By Nathan Maton
What do games have anything to do with learning? We spoke to nationally recognized researchers, teachers, game-based schools and companies that develop educational games and asked how they see games fitting into the education landscape.
IT’S ABOUT INTERACTION, NOT ISOLATION. “At the end of the day, a game is successful only if each individual gamer has an interaction with it that makes him or her want to come back for more,” says Nt Etuk, CEO of Dimension U, an educational games company. “Even the massively multi-player games [such as World of Warcaft] are successful only because they have tapped into a million individual need to interact, or to compete, or to form groups.”
GAMES CAN HELP STRUGGLING STUDENTS. “[Games] don’t cause behavior problems but eliminate them,” Ananth Pai says. Pai teaches students from second to fifth grade in Parkview/Center Point Elementary school in Maplewood, Minnesota. Pai took the time to develop a game-based curricula, and says he’s seen the rewards of his efforts.
In his gamified classroom, students who performed below proficiency contributed the most to the double-digit growth in achievement. “These are the students that make up the whole education reform debate. Gamification helps them from falling through the ever widening achievement gap as they move forward from third grade,” he said.
IT’S HIGHLY PERSONALIZED. With the best games, the player is challenged at exactly the right level and in the right way to keep the player playing. “Maybe the question we need to ask is what about games causes youth to engage that our traditional approach to education lacks,” says Brian Alspach, Executive Vice President of E-Line Media, an educational games publisher well known for their game Gamestar Mechanic. “Perhaps applying games to classes is hard because they work on a different educational philosophy than our current education system. Classes are designed to get the lowest common denominator engaged, while games are an interactive, ‘lean-forward’ medium in which players can progress at their own pace while trying and failing in a safe environment. A well-designed game offers an intricate balance of challenges and rewards that continually pushes players to, and then beyond, the limits of their knowledge and skill.”
GAMES ARE NOT ALWAYS THE MAIN POINT. Quest To Learn, a school led by renowned game designer Katie Salen that integrates games across all classes and subjects, is one of the leading examples of how games fit into schools. Yet even there, according to Rebecca Rufo-Tepper, Director of Integrated Learning, none of their teachers teach exclusively through games. Even when they do use games, they’re frequently not what you’d imagine.
“Games are very flexible and can be used in different ways,” Rufo-Tepper says. “It’s not like they’re in the classroom playing a video game or playing cards everyday but there is this larger contextual experience that is game like. We use the word ‘game-like’ a lot instead of ‘game.'”

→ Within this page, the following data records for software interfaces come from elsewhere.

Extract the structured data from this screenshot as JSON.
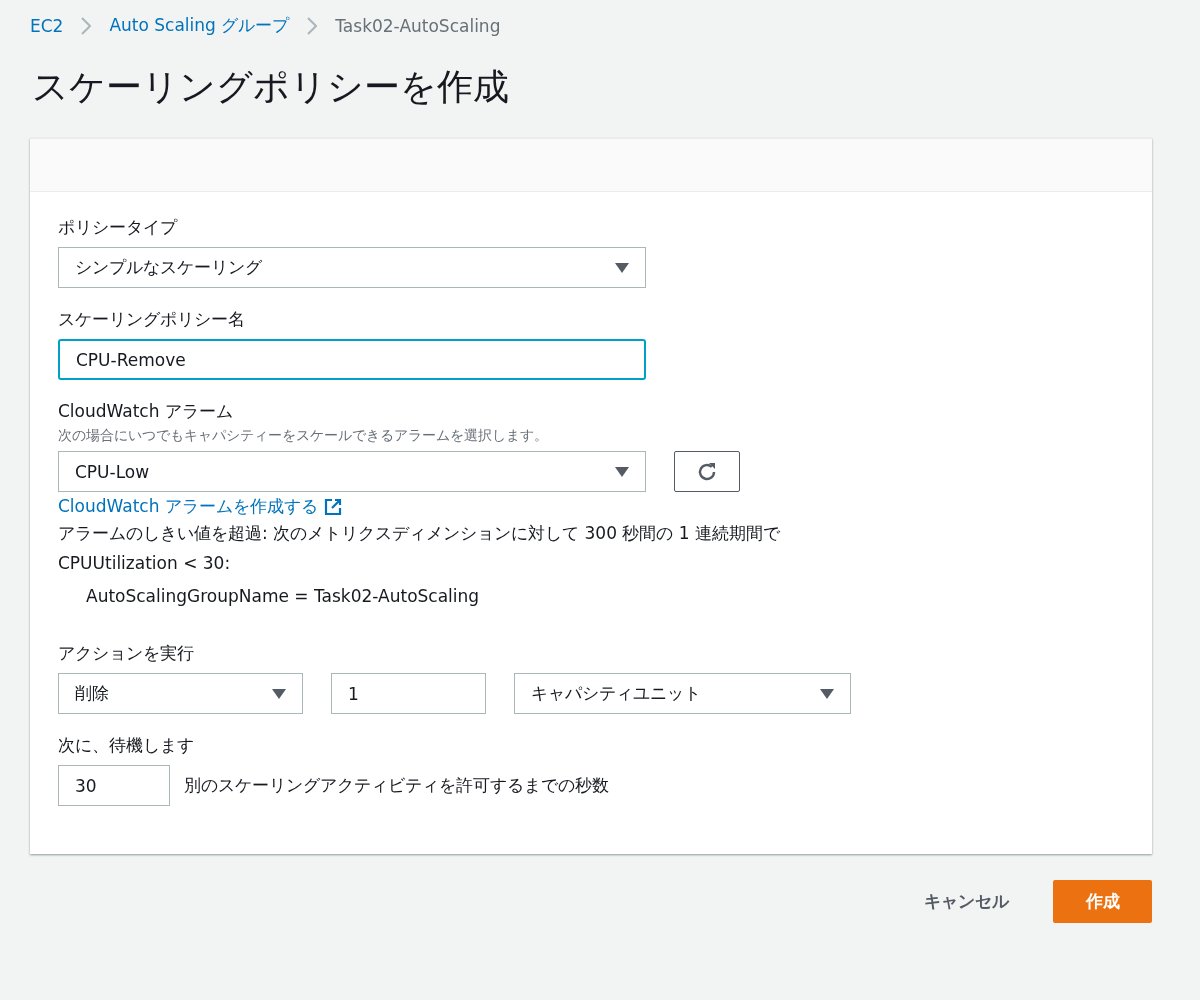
{
  "breadcrumbs": [
    {
      "label": "EC2",
      "link": true
    },
    {
      "label": "Auto Scaling グループ",
      "link": true
    },
    {
      "label": "Task02-AutoScaling",
      "link": false
    }
  ],
  "title": "スケーリングポリシーを作成",
  "form": {
    "policy_type": {
      "label": "ポリシータイプ",
      "value": "シンプルなスケーリング"
    },
    "policy_name": {
      "label": "スケーリングポリシー名",
      "value": "CPU-Remove",
      "focused": true
    },
    "alarm": {
      "label": "CloudWatch アラーム",
      "description": "次の場合にいつでもキャパシティーをスケールできるアラームを選択します。",
      "value": "CPU-Low",
      "create_link": "CloudWatch アラームを作成する",
      "breach_text": "アラームのしきい値を超過: 次のメトリクスディメンションに対して 300 秒間の 1 連続期間で CPUUtilization < 30:",
      "dimension": "AutoScalingGroupName = Task02-AutoScaling"
    },
    "action": {
      "label": "アクションを実行",
      "operation": "削除",
      "amount": "1",
      "unit": "キャパシティユニット"
    },
    "wait": {
      "label": "次に、待機します",
      "value": "30",
      "suffix": "別のスケーリングアクティビティを許可するまでの秒数"
    }
  },
  "buttons": [
    {
      "label": "キャンセル",
      "kind": "link"
    },
    {
      "label": "作成",
      "kind": "primary"
    }
  ]
}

She gives an example of how the school’s seventh-grade literacy class, in which they read a book called Chains by Laurie Halse Anderson, about New York City during the American Revolution. Students are asked to write about the different types of power represented in the book, to give literary examples, and to write a literary essay with multiple drafts. Sounds like a typical English class, except the small twist here is that Oprah Winfrey has “visited” them in a video created by game designers and the teacher, and asked them to join her book club. “There’s a fictionalized game-like experience and the kids know that it isn’t really Oprah but it is all couched in this game like experience,” she said.

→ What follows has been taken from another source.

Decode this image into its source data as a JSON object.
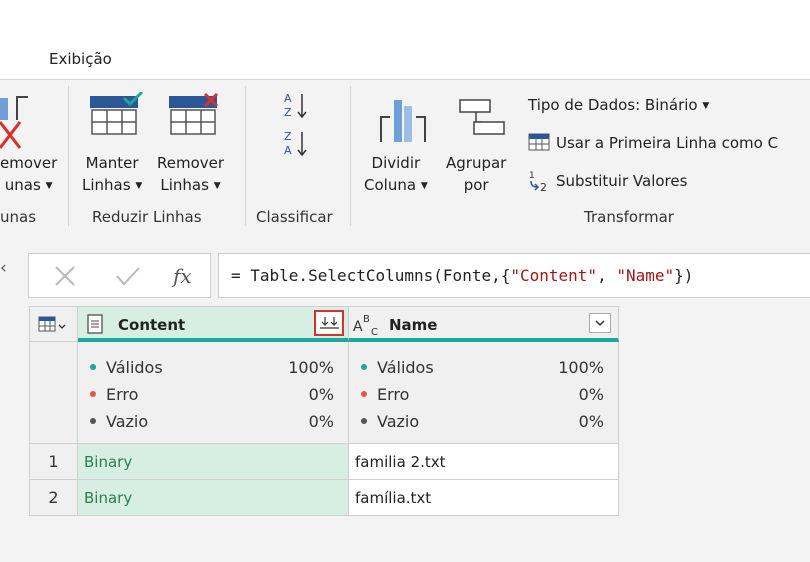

GOOD EDUCATIONAL GAMES ARE DIFFICULT TO DEVELOP. “The fact is, many of the games out there suck,” said Ralph Vacca, a doctoral student at New York University’s Educational Communications and Technology Program. “They don’t tackle genuine learning needs as teachers see them, they don’t address practical limitations, as teachers see them, and they don’t live up to the hype around them, as teachers see them.” Those who design games need to recognize the “logistical, organizational, and cultural obstacles teachers have to deal with that underlie lots of perceived ‘resistance’ to innovations in the classroom.” For busy teachers, spending days or weeks prepping to use a game in just one or two classes is not the best use of time, he said.
Even Quest To Learn, which hopes to be a leading example in implementing games in schools in game design, admits to the challenge of developing useful games. They’ve pulled together the best and brightest of both the teaching and game-design worlds and carefully thought through their plan. Even so, some of their games, particularly in their first year, were frequently over-designed and over-complicated.
“We’ll have designed a board game where we realize that it has taken 45 minutes of class for the kids just to understand how to play it,” Rebecca says. “And we’ll have said we’ll take 15 minutes to explain it and then they’ll play around and then we’re in a classroom. Forty-five minutes have gone by and the kids are still trying to figure out how to play it.” Add to that the fact that it was a Friday, by the time student return on Monday, “they’ve forgotten everything that you’ve talked about.”
Read more about games in education:
- Can Gamification Boost Independent Learning?
- Ten Surprising Truths About Video Games
- Why Video Games Power Up Learning
- MindShift series on Games
Nathan Maton is an educational games designer and the community manager on Jane McGonigal’s website Gameful.org.